Feasibility and acceptability of living systematic reviews: Results from a mixed-methods evaluation Academic Article uri icon

abstract

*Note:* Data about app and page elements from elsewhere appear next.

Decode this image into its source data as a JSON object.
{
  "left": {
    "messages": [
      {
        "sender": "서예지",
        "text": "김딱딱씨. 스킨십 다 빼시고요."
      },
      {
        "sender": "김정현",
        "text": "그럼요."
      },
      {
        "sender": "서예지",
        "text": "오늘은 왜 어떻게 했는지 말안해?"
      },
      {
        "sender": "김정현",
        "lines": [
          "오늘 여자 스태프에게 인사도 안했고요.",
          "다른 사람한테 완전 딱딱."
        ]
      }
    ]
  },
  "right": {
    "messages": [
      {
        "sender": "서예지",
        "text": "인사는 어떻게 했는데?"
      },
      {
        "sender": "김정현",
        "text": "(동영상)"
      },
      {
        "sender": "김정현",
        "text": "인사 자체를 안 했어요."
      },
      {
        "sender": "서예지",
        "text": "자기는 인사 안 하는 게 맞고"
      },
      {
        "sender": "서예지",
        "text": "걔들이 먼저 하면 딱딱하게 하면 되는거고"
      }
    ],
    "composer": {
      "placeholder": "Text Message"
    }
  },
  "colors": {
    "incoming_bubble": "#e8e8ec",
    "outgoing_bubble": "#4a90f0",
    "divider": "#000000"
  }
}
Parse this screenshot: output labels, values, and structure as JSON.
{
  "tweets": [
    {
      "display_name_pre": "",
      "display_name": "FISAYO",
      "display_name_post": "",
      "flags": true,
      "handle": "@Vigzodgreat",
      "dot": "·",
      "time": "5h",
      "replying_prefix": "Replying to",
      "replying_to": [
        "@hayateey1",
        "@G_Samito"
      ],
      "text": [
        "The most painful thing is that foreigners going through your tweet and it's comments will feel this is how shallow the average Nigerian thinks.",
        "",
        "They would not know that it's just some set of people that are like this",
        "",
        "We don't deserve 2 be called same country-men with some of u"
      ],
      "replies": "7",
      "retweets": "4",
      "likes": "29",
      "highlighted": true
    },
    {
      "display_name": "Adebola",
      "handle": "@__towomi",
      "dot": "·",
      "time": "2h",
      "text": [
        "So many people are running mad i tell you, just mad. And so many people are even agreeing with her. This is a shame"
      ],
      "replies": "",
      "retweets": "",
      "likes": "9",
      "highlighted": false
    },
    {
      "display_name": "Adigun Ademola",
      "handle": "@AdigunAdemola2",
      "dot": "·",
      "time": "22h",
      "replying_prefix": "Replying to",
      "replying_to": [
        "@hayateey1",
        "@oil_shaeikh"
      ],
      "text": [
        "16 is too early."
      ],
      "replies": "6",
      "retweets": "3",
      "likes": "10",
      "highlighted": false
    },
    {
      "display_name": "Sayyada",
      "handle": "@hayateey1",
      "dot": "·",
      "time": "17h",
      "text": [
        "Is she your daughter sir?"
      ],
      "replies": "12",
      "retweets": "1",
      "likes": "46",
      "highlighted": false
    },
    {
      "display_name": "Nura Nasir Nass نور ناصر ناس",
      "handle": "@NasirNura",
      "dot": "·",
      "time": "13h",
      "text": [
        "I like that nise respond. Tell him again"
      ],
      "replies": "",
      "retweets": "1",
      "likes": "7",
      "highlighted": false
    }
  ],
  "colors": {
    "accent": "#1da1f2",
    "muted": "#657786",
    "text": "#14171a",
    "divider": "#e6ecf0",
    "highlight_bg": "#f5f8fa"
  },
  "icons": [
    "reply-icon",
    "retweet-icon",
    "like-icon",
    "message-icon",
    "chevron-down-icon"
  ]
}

  • BACKGROUND:Living systematic reviews (LSRs) offer an approach to keeping high-quality evidence synthesis continually up to date, so the most recent, relevant and reliable evidence can be used to inform policy and practice, resulting in improved quality of care and patient health outcomes. However, they require modifications to authoring and editorial processes and pose technical and publishing challenges. Several teams within Cochrane and the international Living Evidence Network have been piloting living systematic reviews. METHODS:We conducted a mixed-methods evaluation with participants involved in six LSRs (three Cochrane and three non-Cochrane). Up to three semi-structured interviews were conducted with 27 participants involved with one or more of the pilot LSRs. Interviews explored participants' experiences contributing to the LSR, barriers and facilitators to their conduct and opportunities for future development. Pilot team members also completed monthly surveys capturing time for key tasks and the number of citations screened for each review. RESULTS:Across the pilot LSRs, search frequency was monthly to three-monthly, with some using tools such as machine learning and Cochrane Crowd to screen searches. Varied approaches were used to communicate updates to readers. The number of citations screened varied widely between the reviews, from three to 300 citations per month. The amount of time spent per month by the author team on each review also varied from 5 min to 32 h. Participants were enthusiastic to be involved in the LSR pilot. They highlighted the importance of a motivated and well-organised team; the value of technology enablers to improve workflow efficiencies; the need to establish reliable and efficient processes to sustain living reviews; and the potential for saving time and effort in the long run. Participants highlighted challenges with the current publication processes, managing ongoing workload and the lack of resources to support LSRs in the long term. CONCLUSIONS:Findings to date support feasibility and acceptability of LSR production. There are challenges that need to be addressed for living systematic reviews to be sustainable and have maximum value. The findings from this study will be used in discussions with the Cochrane community, key decision makers and people more broadly concerned with LSRs to identify and develop priorities for scale-up.

publication date

  • 2019